The Summer’s Tale
In its first five seasons, The Rustic Mechanicals performed 13 of Shakespeare’s 30-some plays. In this sixth season, the troupe dives deeper into the canon. “We’re asking our audiences, after five years now, to take a chance on us,” says Vintage Theatre Company artistic director Jason Young. He’s looking forward to it. “Really, it’s more freeing to do the lesser-known works.” Here’s the 2019 line-up.
Measure for Measure
As The Rustic Mechanicals were choosing their 2019 plays, Brett Kavanaugh’s U.S. Supreme Court nomination and the #MeToo movement dominated the news. In response, Young put this play in the line-up.
“Measure for Measure is about a man in power who forces himself upon a female—a man who uses his power to try and manipulate a woman,” Young says. “The character Angelo puts a man in prison and sentences him to death because he impregnated a woman out of wedlock, which is illegal. That man’s sister, a nun in training, goes to Angelo and says, ‘Why are you going to kill my brother? Everyone is doing this!’ Angelo says, ‘If you will sleep with me, I will not kill your brother.’ Shakespeare wrote this play 400 years ago, and nothing has changed in the way that men in power treat women. I think right now is a really good time for this play.”
The Mechanicals will tell the story and let audiences take it as they will. But they’ll hold discussions following their performances at Fairmont State University and West Virginia Wesleyan College, and possibly after others as well.

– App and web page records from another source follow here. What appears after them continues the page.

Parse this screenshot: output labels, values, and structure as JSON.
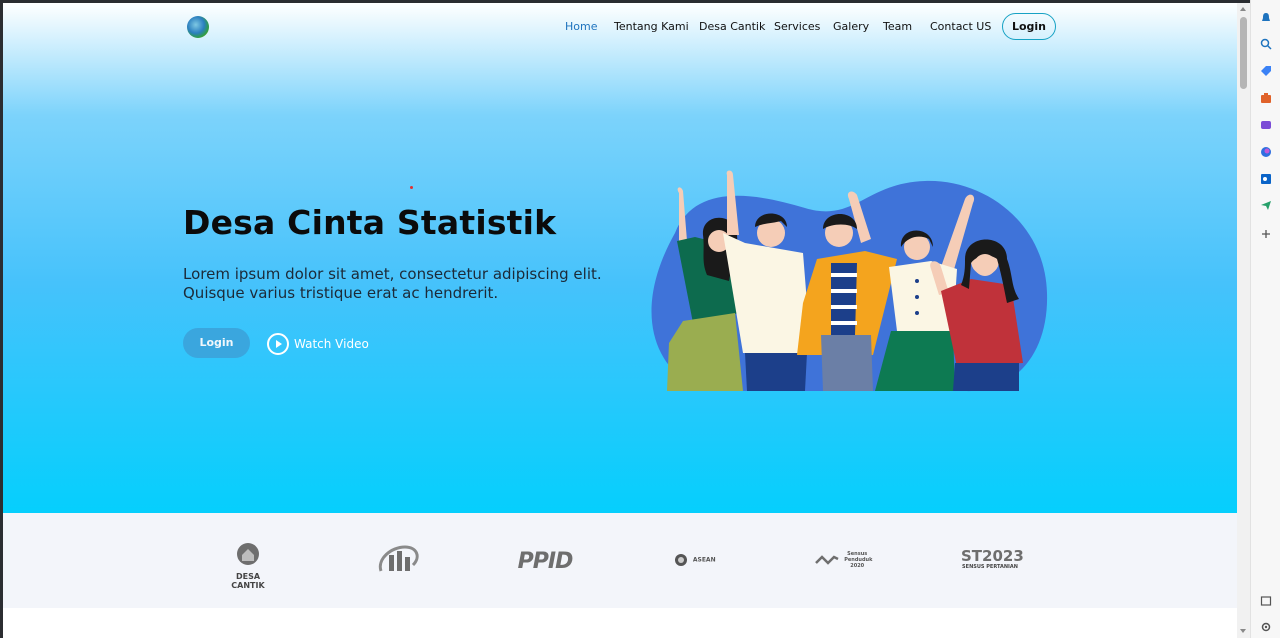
{
  "nav": {
    "items": [
      "Home",
      "Tentang Kami",
      "Desa Cantik",
      "Services",
      "Galery",
      "Team",
      "Contact US"
    ],
    "active": "Home",
    "login_label": "Login"
  },
  "hero": {
    "title": "Desa Cinta Statistik",
    "subtitle": "Lorem ipsum dolor sit amet, consectetur adipiscing elit. Quisque varius tristique erat ac hendrerit.",
    "login_label": "Login",
    "watch_label": "Watch Video",
    "illustration": "group-of-people-waving-illustration"
  },
  "partners": [
    {
      "name": "desa-cantik-logo",
      "text": "DESA CANTIK"
    },
    {
      "name": "bps-logo",
      "text": ""
    },
    {
      "name": "ppid-logo",
      "text": "PPID"
    },
    {
      "name": "asean-logo",
      "text": "ASEAN"
    },
    {
      "name": "sensus-penduduk-logo",
      "text": "Sensus Penduduk 2020"
    },
    {
      "name": "st2023-logo",
      "text": "ST2023"
    }
  ],
  "partner_texts": {
    "desa_cantik": "DESA CANTIK",
    "ppid": "PPID",
    "asean": "ASEAN",
    "sp": "Sensus Penduduk 2020",
    "st": "ST2023",
    "st_sub": "SENSUS PERTANIAN"
  },
  "colors": {
    "accent": "#1e73be",
    "button": "#3aa6de",
    "hero_bottom": "#05cffd",
    "partners_bg": "#f3f5fa"
  },
  "browser_sidebar": {
    "icons": [
      "bell-icon",
      "search-icon",
      "tag-icon",
      "briefcase-icon",
      "games-icon",
      "copilot-icon",
      "outlook-icon",
      "send-icon",
      "plus-icon",
      "panel-icon",
      "settings-icon"
    ]
  }
}
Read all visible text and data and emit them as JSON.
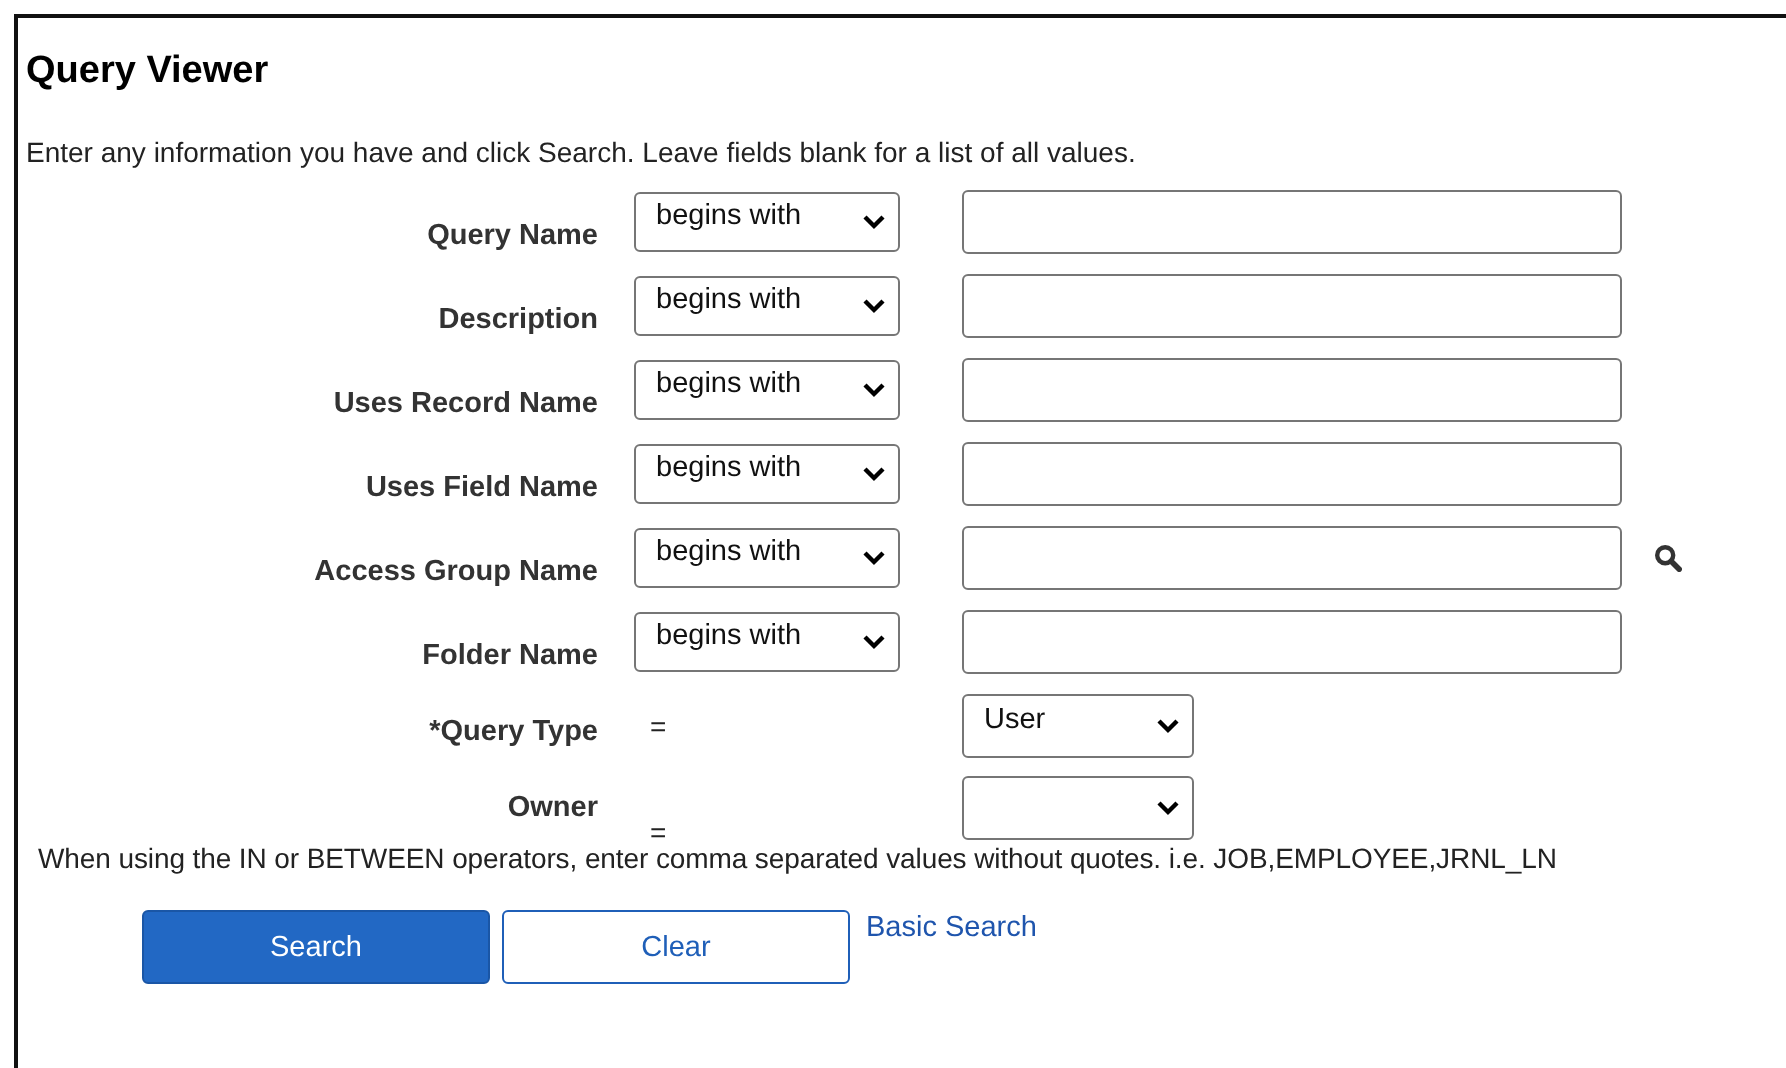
{
  "title": "Query Viewer",
  "instructions": "Enter any information you have and click Search. Leave fields blank for a list of all values.",
  "criteria": [
    {
      "kind": "text",
      "label": "Query Name",
      "operator": "begins with",
      "lookup": false
    },
    {
      "kind": "text",
      "label": "Description",
      "operator": "begins with",
      "lookup": false
    },
    {
      "kind": "text",
      "label": "Uses Record Name",
      "operator": "begins with",
      "lookup": false
    },
    {
      "kind": "text",
      "label": "Uses Field Name",
      "operator": "begins with",
      "lookup": false
    },
    {
      "kind": "text",
      "label": "Access Group Name",
      "operator": "begins with",
      "lookup": true
    },
    {
      "kind": "text",
      "label": "Folder Name",
      "operator": "begins with",
      "lookup": false
    },
    {
      "kind": "choice",
      "label": "*Query Type",
      "operator": "=",
      "value": "User"
    },
    {
      "kind": "choice",
      "label": "Owner",
      "operator": "="
    }
  ],
  "note": "When using the IN or BETWEEN operators, enter comma separated values without quotes. i.e. JOB,EMPLOYEE,JRNL_LN",
  "buttons": [
    {
      "label": "Search",
      "kind": "primary"
    },
    {
      "label": "Clear",
      "kind": "secondary"
    },
    {
      "label": "Basic Search",
      "kind": "link"
    }
  ]
}
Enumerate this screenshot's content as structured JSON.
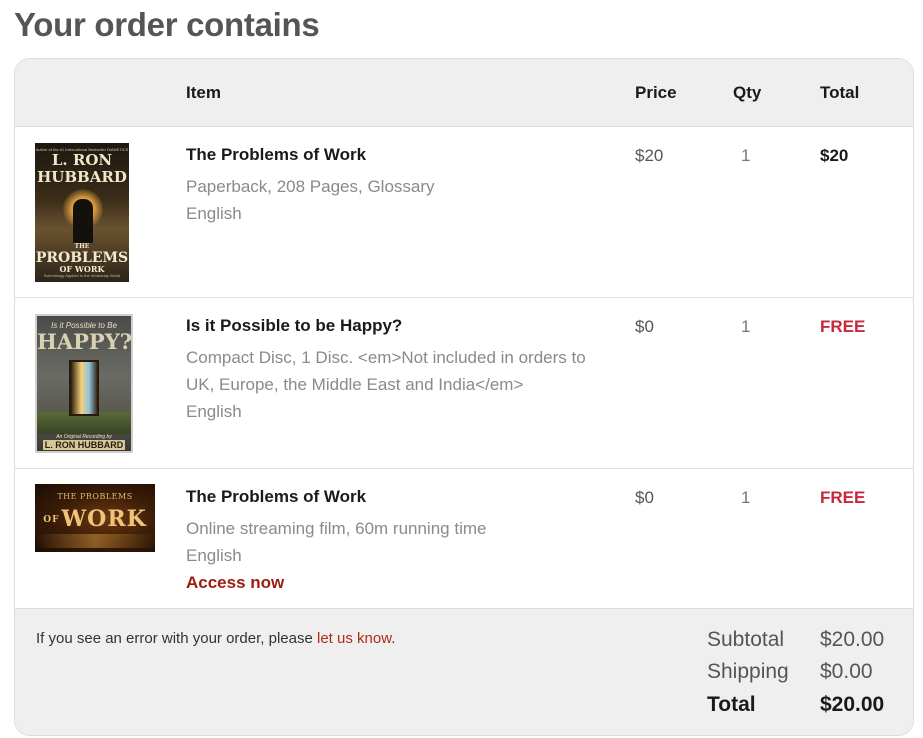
{
  "page": {
    "title": "Your order contains"
  },
  "table": {
    "columns": {
      "item": "Item",
      "price": "Price",
      "qty": "Qty",
      "total": "Total"
    },
    "rows": [
      {
        "title": "The Problems of Work",
        "description": "Paperback, 208 Pages, Glossary",
        "language": "English",
        "price": "$20",
        "qty": "1",
        "total": "$20",
        "thumbnail": {
          "top_note": "Author of the #1 International Bestseller DIANETICS",
          "author": "L. RON HUBBARD",
          "title_line1": "THE",
          "title_line2": "PROBLEMS",
          "title_line3": "OF WORK",
          "subtitle": "Scientology Applied to the Workaday World"
        }
      },
      {
        "title": "Is it Possible to be Happy?",
        "description": "Compact Disc, 1 Disc. <em>Not included in orders to UK, Europe, the Middle East and India</em>",
        "language": "English",
        "price": "$0",
        "qty": "1",
        "total": "FREE",
        "thumbnail": {
          "question": "Is it Possible to Be",
          "headline": "HAPPY?",
          "recording": "An Original Recording by",
          "author": "L. RON HUBBARD"
        }
      },
      {
        "title": "The Problems of Work",
        "description": "Online streaming film, 60m running time",
        "language": "English",
        "access_label": "Access now",
        "price": "$0",
        "qty": "1",
        "total": "FREE",
        "thumbnail": {
          "line1": "THE PROBLEMS",
          "line2": "OF",
          "line3": "WORK"
        }
      }
    ]
  },
  "footer": {
    "note_prefix": "If you see an error with your order, please ",
    "note_link": "let us know",
    "note_suffix": ".",
    "subtotal_label": "Subtotal",
    "subtotal_value": "$20.00",
    "shipping_label": "Shipping",
    "shipping_value": "$0.00",
    "total_label": "Total",
    "total_value": "$20.00"
  },
  "colors": {
    "heading": "#555555",
    "free": "#c8283a",
    "link": "#9b1c12",
    "header_bg": "#efefef"
  }
}
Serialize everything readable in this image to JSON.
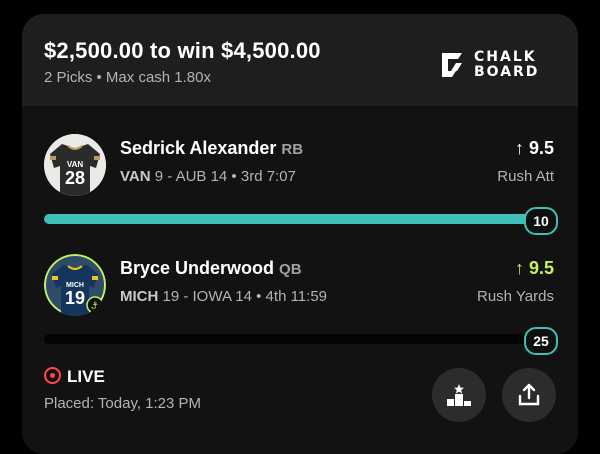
{
  "header": {
    "title": "$2,500.00 to win $4,500.00",
    "subtitle": "2 Picks • Max cash 1.80x",
    "logo_line1": "CHALK",
    "logo_line2": "BOARD"
  },
  "picks": [
    {
      "name": "Sedrick Alexander",
      "position": "RB",
      "team_abbr": "VAN",
      "jersey_number": "28",
      "game_team1": "VAN",
      "game_line": " 9 - AUB 14 • 3rd 7:07",
      "arrow": "↑",
      "line_value": "9.5",
      "stat": "Rush Att",
      "progress_value": "10",
      "progress_fraction": 1.0,
      "bar_color": "#3fbfb8",
      "line_color": "#ffffff"
    },
    {
      "name": "Bryce Underwood",
      "position": "QB",
      "team_abbr": "MICH",
      "jersey_number": "19",
      "game_team1": "MICH",
      "game_line": " 19 - IOWA 14 • 4th 11:59",
      "arrow": "↑",
      "line_value": "9.5",
      "stat": "Rush Yards",
      "progress_value": "25",
      "progress_fraction": 1.0,
      "bar_color": "#050505",
      "line_color": "#c6f25e"
    }
  ],
  "status": {
    "live_label": "LIVE",
    "placed": "Placed: Today, 1:23 PM"
  },
  "actions": {
    "leaderboard_icon": "leaderboard-icon",
    "share_icon": "share-icon"
  },
  "colors": {
    "live_red": "#ff4a3d",
    "teal": "#3fbfb8",
    "lime": "#c6f25e"
  }
}
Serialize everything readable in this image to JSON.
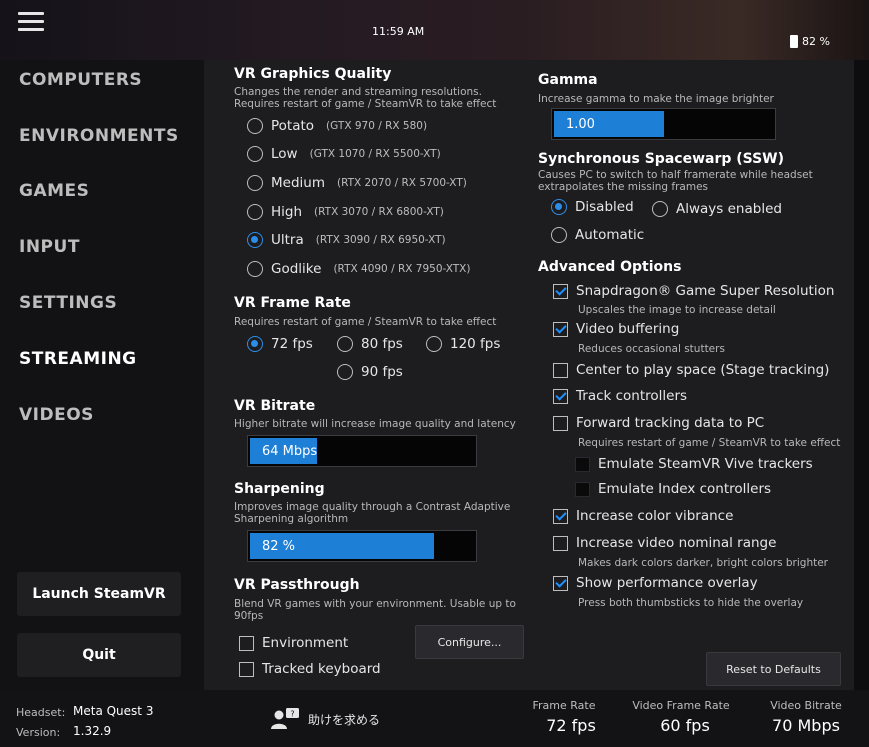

“I think it’s one of the most beautiful plays Shakespeare ever wrote,” Young says. “We have a strong director, with KB Saine Helming that production, and I think she’ll bring an interesting take to it.”
As You Like It
“Our summer show is always a lighter comedy—you sit outside, we’re going to make you laugh,” Young says. “We had the chance to bring in Jim Warren, and he’s excited to direct As You Like It.” That’s a big deal. Warren is co-founder and former artistic director of the American Shakespeare Center in Staunton, Virginia. The ASC built and operates the Blackfriars Playhouse, the world’s only recreation of Shakespeare’s indoor theater and a thoroughly unique theatergoing experience. Warren left the ASC recently after 30 years and is sharing his deep expertise with Shakespeare troupes across the country. His West Virginia tie? He taught at Davis & Elkins College for a semester last year.
“We were also really lucky to secure Bridget Rue Esterhuizen as Rosalind, the largest female role Shakespeare ever wrote,” Young says. Esterhuizen teaches theater at Davis & Elkins and was formerly with the ASC.
As a rom-com, As You Like It is perfect summertime outdoor theatre. “Some of what’s cool about it is the way it explores what the play calls ‘court versus the country,’” Young says. “There are rich people, the court, and they end up in the Forest of Arden with these farmers and people like that. So there’s this interesting dichotomy in the play between city folk and country folk—I think that’s something that people can plug into in a fun way.”
“Fall will be one year before the next presidential election, so politics will be pretty hot by then,” says Young, who is directing the fall production. “I think that’s going to make Julius Caesar pretty relatable to a lot of people.”
The play is really the story of Brutus. “He’s this senator, statesman, who loves the empire so much that he would murder his friend because he thought his friend was going to negatively affect his country,” Young says. “That’s how Cassius convinces Brutus to do it. That’s amazing to me.”
Young took some chances with casting in this male-dominated show. “I had a lot of really talented female actors on my list. I thought about regendering, but if I turn Brutus or Caesar into a woman, everyone’s going to go, ‘HiIlary Clinton!’” Of course, Shakespeare cast men in his female roles, and Young once saw a production of A Midsummer Night’s Dream where a woman played Oberon, a male, as a man. After a few minutes, he says, it was just Oberon. “So I cast a female Brutus, a female Cassius, and a female Cinna, and they’re going to play them in pants. I was comfortable doing this because of the strength of the actors. Caesar is so much about patriotism, and that’s pretty genderless, I think. It’s a little risky. But in my mind, it’s really exciting.”